It seems the best shot for humans to visit other stars is a relativistic rocket, such as the hypothetical 1g rocket, which would dilate time in order for the mission to be completed in the crew's lifespan. Unfortunately, even travelling to the nearest star (Proxima Centauri, 4.26 LY), according to 1g rocket calculator tools online, would take 3.5 years ship time. I have also heard that 1g rockets can reach 0.99999999996 C, but only after 12 years ship time, and would take another 12 years ship time to decelerate.
My question is, can a relativistic rocket ever dilate time enough to be practical? Like say, travelling 500 lightyears in only 12 days ship time?

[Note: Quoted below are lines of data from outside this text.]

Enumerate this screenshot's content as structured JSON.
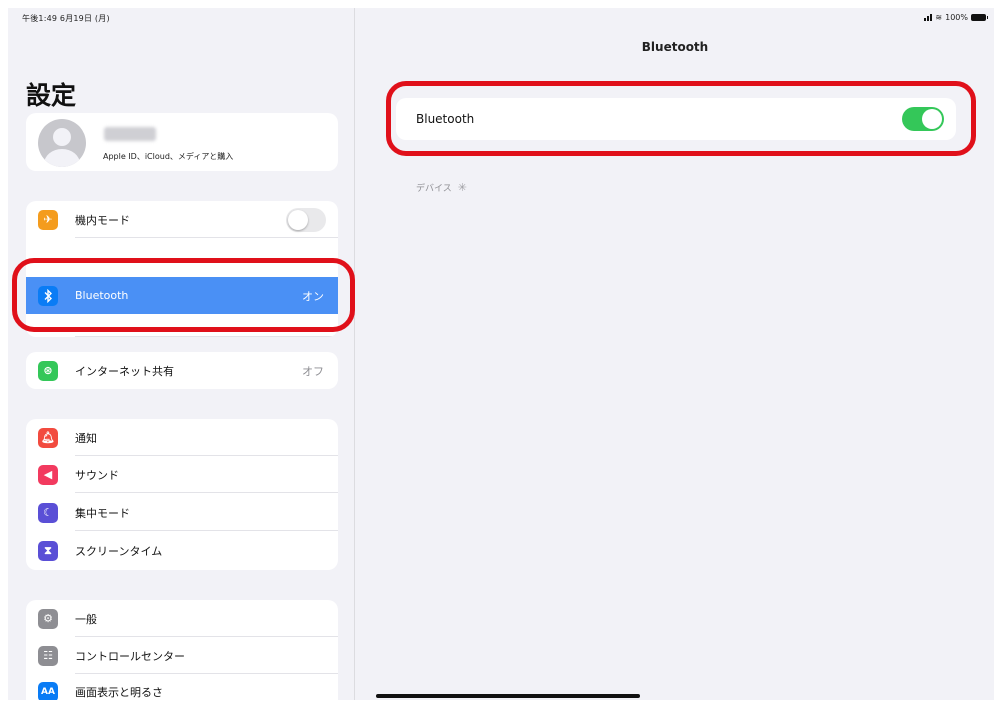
{
  "status_bar": {
    "time_date": "午後1:49  6月19日 (月)",
    "battery": "100%"
  },
  "sidebar": {
    "title": "設定",
    "profile": {
      "subtitle": "Apple ID、iCloud、メディアと購入"
    },
    "group1": [
      {
        "label": "機内モード",
        "value": "",
        "color": "#f49c1e",
        "icon": "airplane-icon"
      },
      {
        "label": "Bluetooth",
        "value": "オン",
        "color": "#0a7cf5",
        "icon": "bluetooth-icon"
      },
      {
        "label": "インターネット共有",
        "value": "オフ",
        "color": "#34c759",
        "icon": "link-icon"
      }
    ],
    "group2": [
      {
        "label": "通知",
        "color": "#f24b3f",
        "icon": "bell-icon"
      },
      {
        "label": "サウンド",
        "color": "#f23a5f",
        "icon": "speaker-icon"
      },
      {
        "label": "集中モード",
        "color": "#5a4fd6",
        "icon": "moon-icon"
      },
      {
        "label": "スクリーンタイム",
        "color": "#5a4fd6",
        "icon": "hourglass-icon"
      }
    ],
    "group3": [
      {
        "label": "一般",
        "color": "#8e8e93",
        "icon": "gear-icon"
      },
      {
        "label": "コントロールセンター",
        "color": "#8e8e93",
        "icon": "switches-icon"
      },
      {
        "label": "画面表示と明るさ",
        "color": "#0a7cf5",
        "icon": "text-size-icon"
      }
    ]
  },
  "main": {
    "nav_title": "Bluetooth",
    "bluetooth_label": "Bluetooth",
    "devices_header": "デバイス"
  },
  "colors": {
    "highlight": "#e0101a",
    "toggle_on": "#34c759",
    "selected_row": "#4a90f5"
  }
}
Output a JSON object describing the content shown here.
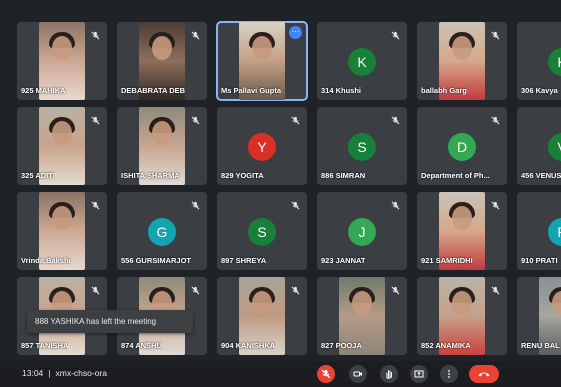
{
  "tiles": [
    {
      "name": "925 MAHIKA",
      "type": "video",
      "muted": true
    },
    {
      "name": "DEBABRATA DEB",
      "type": "video",
      "muted": true
    },
    {
      "name": "Ms Pallavi Gupta",
      "type": "video",
      "muted": false,
      "active": true
    },
    {
      "name": "314 Khushi",
      "type": "avatar",
      "initial": "K",
      "color": "#188038",
      "muted": true
    },
    {
      "name": "ballabh Garg",
      "type": "video",
      "muted": true
    },
    {
      "name": "306 Kavya",
      "type": "avatar",
      "initial": "K",
      "color": "#188038",
      "muted": false
    },
    {
      "name": "325 ADITI",
      "type": "video",
      "muted": true
    },
    {
      "name": "ISHITA SHARMA",
      "type": "video",
      "muted": true
    },
    {
      "name": "829 YOGITA",
      "type": "avatar",
      "initial": "Y",
      "color": "#d93025",
      "muted": true
    },
    {
      "name": "886 SIMRAN",
      "type": "avatar",
      "initial": "S",
      "color": "#188038",
      "muted": true
    },
    {
      "name": "Department of Ph...",
      "type": "avatar",
      "initial": "D",
      "color": "#34a853",
      "muted": true
    },
    {
      "name": "456 VENUS",
      "type": "avatar",
      "initial": "V",
      "color": "#188038",
      "muted": false
    },
    {
      "name": "Vrinda Bakshi",
      "type": "video",
      "muted": true
    },
    {
      "name": "556 GURSIMARJOT",
      "type": "avatar",
      "initial": "G",
      "color": "#12a4af",
      "muted": true
    },
    {
      "name": "897 SHREYA",
      "type": "avatar",
      "initial": "S",
      "color": "#188038",
      "muted": true
    },
    {
      "name": "923 JANNAT",
      "type": "avatar",
      "initial": "J",
      "color": "#34a853",
      "muted": true
    },
    {
      "name": "921 SAMRIDHI",
      "type": "video",
      "muted": true
    },
    {
      "name": "910 PRATI",
      "type": "avatar",
      "initial": "P",
      "color": "#12a4af",
      "muted": false
    },
    {
      "name": "857 TANISHA",
      "type": "video",
      "muted": true
    },
    {
      "name": "874 ANSHU",
      "type": "video",
      "muted": true
    },
    {
      "name": "904 KANISHKA",
      "type": "video",
      "muted": true
    },
    {
      "name": "827 POOJA",
      "type": "video",
      "muted": true
    },
    {
      "name": "852 ANAMIKA",
      "type": "video",
      "muted": true
    },
    {
      "name": "RENU BAL",
      "type": "video",
      "muted": false
    }
  ],
  "toast": "888 YASHIKA has left the meeting",
  "footer": {
    "time": "13:04",
    "separator": "|",
    "meeting_code": "xmx-chso-ora"
  },
  "controls": [
    "mic-off-icon",
    "camera-icon",
    "raise-hand-icon",
    "present-icon",
    "more-options-icon",
    "end-call-icon"
  ],
  "colors": {
    "background": "#1f2226",
    "tile": "#3b3e43",
    "active_outline": "#8ab4f8",
    "danger": "#ea4335"
  }
}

I have heard that rockets can't accelerate much faster than 1g without killing the crew, and that an equal amount of time is needed to decelerate at 1 g. But couldn't the rocket accelerate at 1g as close as possible to C, and then decelerate at freefall speed, keeping the crew closer to C as long as possible, and increasing the time dilation experienced? I'm sure someone who knows better can tell me why I'm wrong.
I'm also assuming this is a laser sail, and have read of hypothetical laser sail methods to accelerate small payloads to 0.26 C in ten minutes. I highly suspect that would kill the crew. Intuitively, I feel using beams to accelerate the ship would be more subtle, and not cause the ship to experience high G forces, but once again, I'm sure somebody who knows more about it can tell me why I'm wrong.
So, that's the question, is there anyway to accelerate a human crew, without killing them, close enough to C and fast enough that the time dilation shortens interstellar trips to weeks or months ship time, thus making it a more practical mode of travel.
What's the absolute most we could shorten, say, a 500 lightyear trip for them?